The great structure constant is a fundamental constant of nature and its measurement is essential in physics. Just recently, scientists at TU Wien have found a distinct method of determining it.
The value of one over 137, likewise referred to as the fine structure constant, is thought about an important number in physics. It plays a substantial role in atomic and particle physics.
While typically the great structure constant is measured indirectly through estimations and measurements of other physical quantities, researchers at TU Wien have actually established an experiment that allows for the direct measurement of the great structure constant in the type of an angle.
1/137– the secret code of deep space
The great structure constant describes the strength of the electro-magnetic interaction. It shows how strongly charged particles such as electrons respond to electro-magnetic fields. If the fine structure constant had a different worth, our universe would look entirely various– atoms would have a different size, so all chemistry would work in a different way, and nuclear combination in the stars would be totally different also.

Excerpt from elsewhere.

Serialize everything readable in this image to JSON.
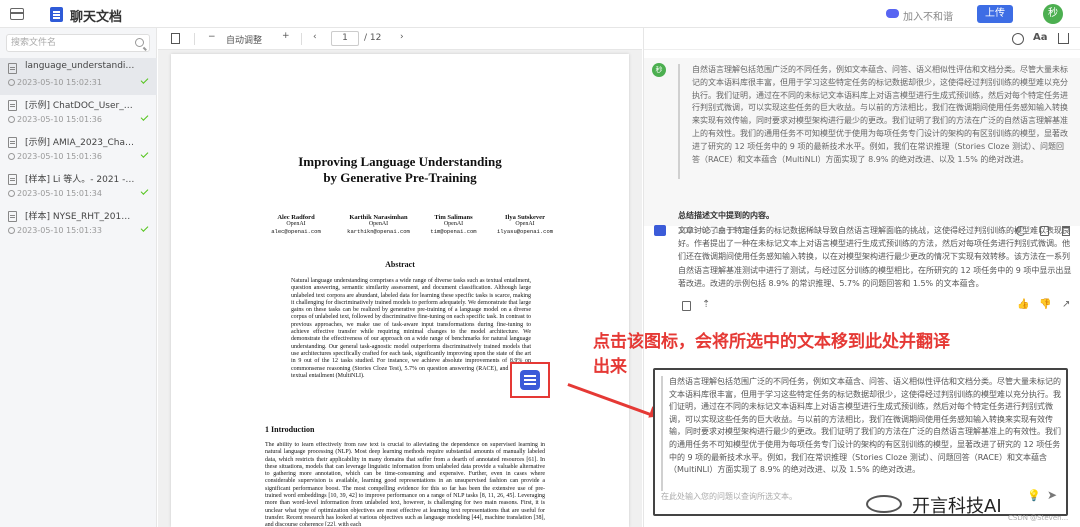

A much-discussed question is whether the great structure constant is in fact consistent, or whether it might potentially have changed its worth a little over billions of years.
Direct measurements rather of computations
” Most important physical constants have a particular unit– for instance, the speed of light, which can be given up the system of meters per second,” states Professor Andrei Pimenov from the Institute of Solid State Physics at TU Wien. “Its various with the fine structure constant. It has no system, it is simply a number– it is dimensionless.”
Typically, when the great structure is measured, various quantities with various physical units have to be determined, and then the worth of the great structure constant is inferred from these results. “In our experiment, on the other hand, the great structure continuous itself ends up being directly noticeable,” states Andrei Pimenov.
A thin movie that rotates the light
A laser beam is polarized linearly– the light oscillates precisely in the vertical instructions. Then the beam hits a layer of an unique product that is just a couple of nanometers thick. This material has the residential or commercial property of changing the polarization instructions of the light.
” A product rotating the polarization of a laser beam is, by itself, absolutely nothing uncommon. Different products can do this; the thicker the material layer, the more the polarization of the laser is rotated.
When passing through the thin film, the polarization instructions of the light carries out a quantum dive. After travelling through, the light wave oscillates in a different direction than previously. And when the size of this jump is computed, an impressive result appears: the quantum of this angular change is precisely the fine structure constant.
” We thus have direct access to something quite uncommon: a quantum of rotation,” states Andrei Pimenov. “The great structure continuous becomes immediately visible as an angle.”
Reference: “Universal rotation gauge via quantum anomalous Hall effect” by Alexey Shuvaev, Lei Pan, Lixuan Tai, Peng Zhang, Kang L. Wang and Andrei Pimenov, 7 November 2022, Applied Physics Letters.DOI: 10.1063/ 5.0105159.

” Most essential physical constants have a particular unit– for example, the speed of light, which can be given in the system of meters per second,” says Professor Andrei Pimenov from the Institute of Solid State Physics at TU Wien. “Its different with the fine structure constant. And when the size of this dive is determined, an astonishing result appears: the quantum of this angular change is exactly the great structure constant.

The fine structure consistent explains the strength of the electro-magnetic interaction. If the fine structure constant had a different value, our universe would look totally various– atoms would have a different size, so all chemistry would work in a different way, and nuclear blend in the stars would be entirely different.